A: The inventories present the reader with a range indicating how much various statements “most sound like” themselves and, when it comes to the organization, which statements best describe it.  For instance, in the Identification With Work inventory, one set of statements range from “I have no sense that I am part of a profession” at one end, to “I clearly recognize I am a professional” at the other.  The reader has five choices.  On the extremes one of the statements describes you almost all or all the time.
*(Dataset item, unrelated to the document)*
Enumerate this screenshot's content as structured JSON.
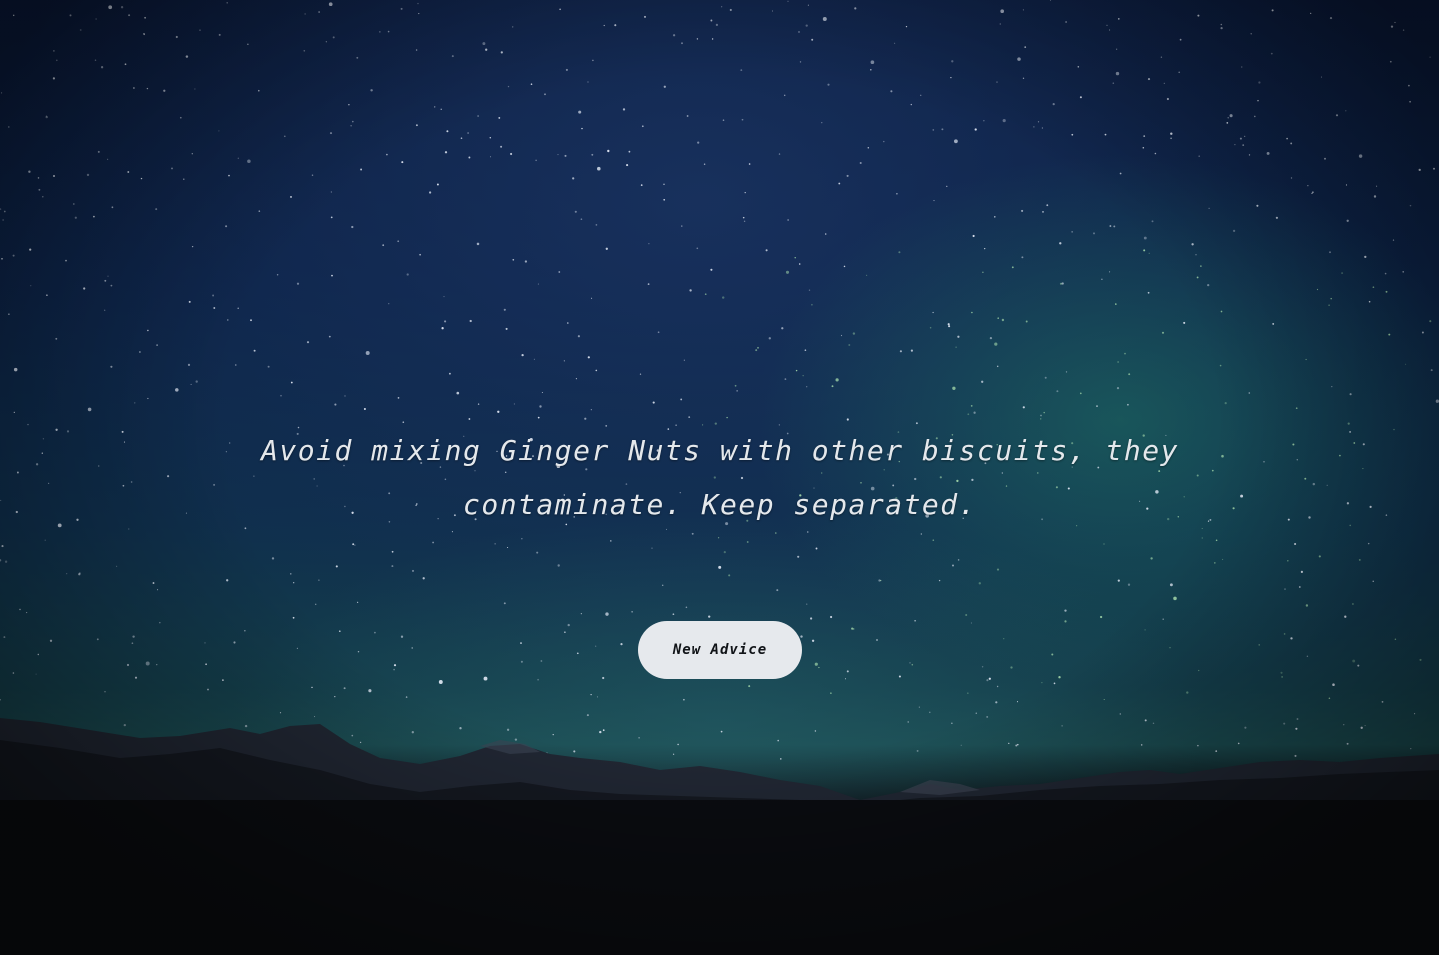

Less extreme, perhaps one of the statements describes you much of the time and finally the middle ground where the either of the statements can describe you depending on circumstances, your mood, or whatever.
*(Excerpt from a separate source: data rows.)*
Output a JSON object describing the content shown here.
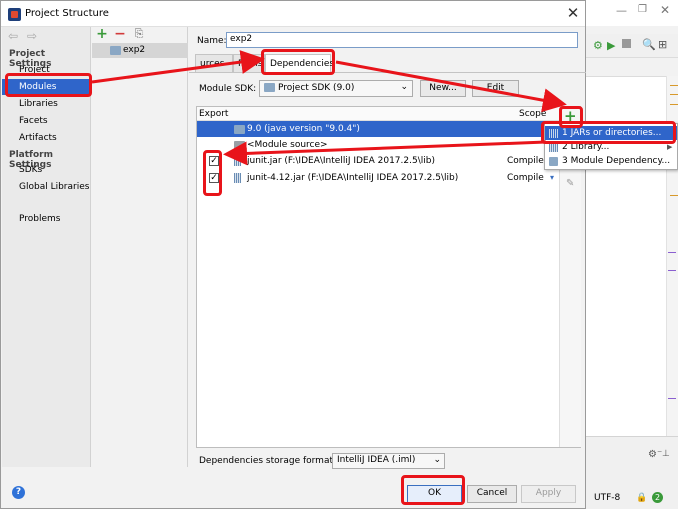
{
  "dialog": {
    "title": "Project Structure",
    "close_glyph": "✕"
  },
  "nav": {
    "back_glyph": "⇦",
    "forward_glyph": "⇨",
    "project_settings_heading": "Project Settings",
    "platform_settings_heading": "Platform Settings",
    "project_settings": [
      {
        "label": "Project"
      },
      {
        "label": "Modules"
      },
      {
        "label": "Libraries"
      },
      {
        "label": "Facets"
      },
      {
        "label": "Artifacts"
      }
    ],
    "platform_settings": [
      {
        "label": "SDKs"
      },
      {
        "label": "Global Libraries"
      }
    ],
    "problems": "Problems",
    "selected": "Modules"
  },
  "module_list": {
    "add_glyph": "+",
    "remove_glyph": "−",
    "copy_glyph": "⎘",
    "modules": [
      "exp2"
    ]
  },
  "module": {
    "name_label": "Name:",
    "name_value": "exp2",
    "tabs": [
      "urces",
      "Paths",
      "Dependencies"
    ],
    "active_tab": "Dependencies",
    "sdk_label": "Module SDK:",
    "sdk_value": "Project SDK (9.0)",
    "new_button": "New...",
    "edit_button": "Edit",
    "export_header": "Export",
    "scope_header": "Scope",
    "dependencies": [
      {
        "text": "9.0 (java version \"9.0.4\")",
        "scope": "",
        "checked": null
      },
      {
        "text": "<Module source>",
        "scope": "",
        "checked": null
      },
      {
        "text": "junit.jar (F:\\IDEA\\IntelliJ IDEA 2017.2.5\\lib)",
        "scope": "Compile",
        "checked": true
      },
      {
        "text": "junit-4.12.jar (F:\\IDEA\\IntelliJ IDEA 2017.2.5\\lib)",
        "scope": "Compile",
        "checked": true
      }
    ],
    "storage_label": "Dependencies storage format:",
    "storage_value": "IntelliJ IDEA (.iml)"
  },
  "popup": {
    "items": [
      {
        "label": "1  JARs or directories..."
      },
      {
        "label": "2  Library..."
      },
      {
        "label": "3  Module Dependency..."
      }
    ]
  },
  "buttons": {
    "ok": "OK",
    "cancel": "Cancel",
    "apply": "Apply",
    "help_glyph": "?"
  },
  "background_ide": {
    "encoding": "UTF-8",
    "badge": "2"
  },
  "colors": {
    "selection": "#2f65ca",
    "annotation": "#e8141a",
    "add_green": "#3a9a3a",
    "remove_red": "#d23a3a"
  }
}
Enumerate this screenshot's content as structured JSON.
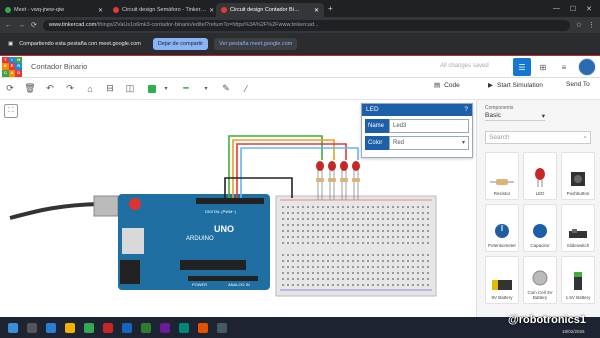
{
  "browser": {
    "tabs": [
      {
        "label": "Meet - vwq-jnew-qiw",
        "active": false,
        "color": "#34a853"
      },
      {
        "label": "Circuit design Semáforo - Tinker…",
        "active": false,
        "color": "#e53935"
      },
      {
        "label": "Circuit design Contador Bi…",
        "active": true,
        "color": "#e53935"
      }
    ],
    "url_domain": "www.tinkercad.com",
    "url_rest": "/things/2VaUs1o6mk3-contador-binario/editel?returnTo=https%3A%2F%2Fwww.tinkercad...",
    "share_text": "Compartiendo esta pestaña con meet.google.com",
    "stop_share": "Dejar de compartir",
    "switch_share": "Ver pestaña meet.google.com"
  },
  "app": {
    "logo_letters": [
      "T",
      "I",
      "N",
      "K",
      "E",
      "R",
      "C",
      "A",
      "D"
    ],
    "project_name": "Contador Binario",
    "saved_status": "All changes saved",
    "code_label": "Code",
    "sim_label": "Start Simulation",
    "send_label": "Send To"
  },
  "inspector": {
    "title": "LED",
    "name_label": "Name",
    "name_value": "Led3",
    "color_label": "Color",
    "color_value": "Red"
  },
  "components_panel": {
    "label": "Components",
    "selected": "Basic",
    "search_placeholder": "Search",
    "items": [
      {
        "name": "Resistor"
      },
      {
        "name": "LED"
      },
      {
        "name": "Pushbutton"
      },
      {
        "name": "Potentiometer"
      },
      {
        "name": "Capacitor"
      },
      {
        "name": "Slideswitch"
      },
      {
        "name": "9V Battery"
      },
      {
        "name": "Coin Cell 3V Battery"
      },
      {
        "name": "1.5V Battery"
      }
    ]
  },
  "board": {
    "brand": "ARDUINO",
    "model": "UNO",
    "digital_label": "DIGITAL (PWM~)",
    "power_label": "POWER",
    "analog_label": "ANALOG IN"
  },
  "overlay": {
    "watermark": "@robotronics1",
    "date": "18/02/2025"
  },
  "colors": {
    "accent": "#1477d2",
    "board": "#1f6fa3",
    "wire_green": "#3fae3a",
    "wire_orange": "#f29b1d",
    "wire_red": "#e53935",
    "wire_blue": "#64b5f6"
  }
}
For the Individual Moderators, there are inventories designed to get at your sense of coherence, ego strength, locus of control, field dependence/independence, moral development, identification with work, with your job and the organization where you work.  For the Organizational Moderators, the inventories are designed to get at its sense of coherence, normative structure, tolerance for risk, obedience for authority and several others.  There is a scoring system for the inventories which help you to see where you are and to measure changes.  Notice I said “changes,” not “improvement”.

The concept known as the Johari Window represents the major barrier to successfully completing the inventories and accomplishing what the book lays out.  This concept is defined along its implications and ways to deal with them are described in the book.  This is why it’s important to see this as a process, not an event.  I encourage readers to not take the inventories in the book but to make photocopies using them each time you go through the materials again.  Not everything reveals itself all at once or at the same time or in a way you might expect.  It’s important to not be too hard on yourself, not be fearful or judgmental.  This can help, over time, overcome the effects suggested by the Johari Window.
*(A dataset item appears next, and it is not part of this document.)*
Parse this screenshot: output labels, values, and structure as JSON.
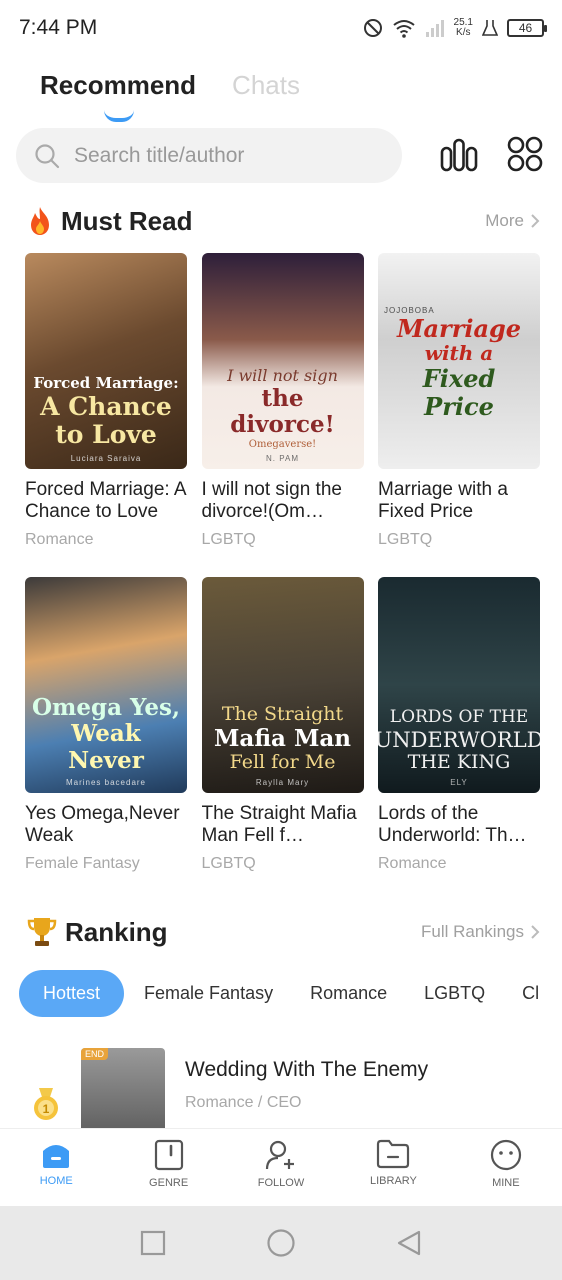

Q: In your view, what is the single biggest obstacle to the development – and sustainability – of an ethical relationship in either personal or business relationships?

A: One concept which plays a big role is Sense of Coherence.  What’s meant is that people have a sense of how life holds together or not.  We have a feel for how or if our lives, our social relationships and the world in general, makes sense and that you can rely on others to play their part.  It’s largely a matter of trust, believing life makes sense or it doesn’t, it matters what you do or it doesn’t.  Without trust – not just now but for the future – why develop ethical standards and sustainability is out of the question.

Q: Tell us about the coaching, counseling and mentoring services your company provides and how these interface with the concepts contained in your book?

A: In addition to the continuing education courses mention earlier I provide business and life coaching and counseling services online, via the phone and face-to-face.  Sometimes I offer a course based on the book which includes a series of YouTube videos, assignments and as a coaching client I can help the participant apply the information in their work situation as part of an overall change process.

Q: How did you go about identifying where and how Interactive Ethics would be published?

A: A previous publisher didn’t put money into marketing so I decided to just offer it as an eBook, available in pdf at my websites http://www.ccmsinc.net or http://www.ccmsinc.org.

Q: What are you doing insofar as marketing the book to your target audience?

A: Though my background is largely in counseling, the book is equally applicable to business, government, medicine, etc. but I haven’t really marketed it much lately except through the website.

Q: So what’s next on your plate?

A: Taking a different slant again, I am gathering informaton for a book on overcoming self-defeating/self-sabotaging behaviors.

Q: Where can readers learn more about you?

A: Either at the Get To Know Us page at http://www.ccmsinc.net or the Your Coach page at http://www.ccmsinc.org.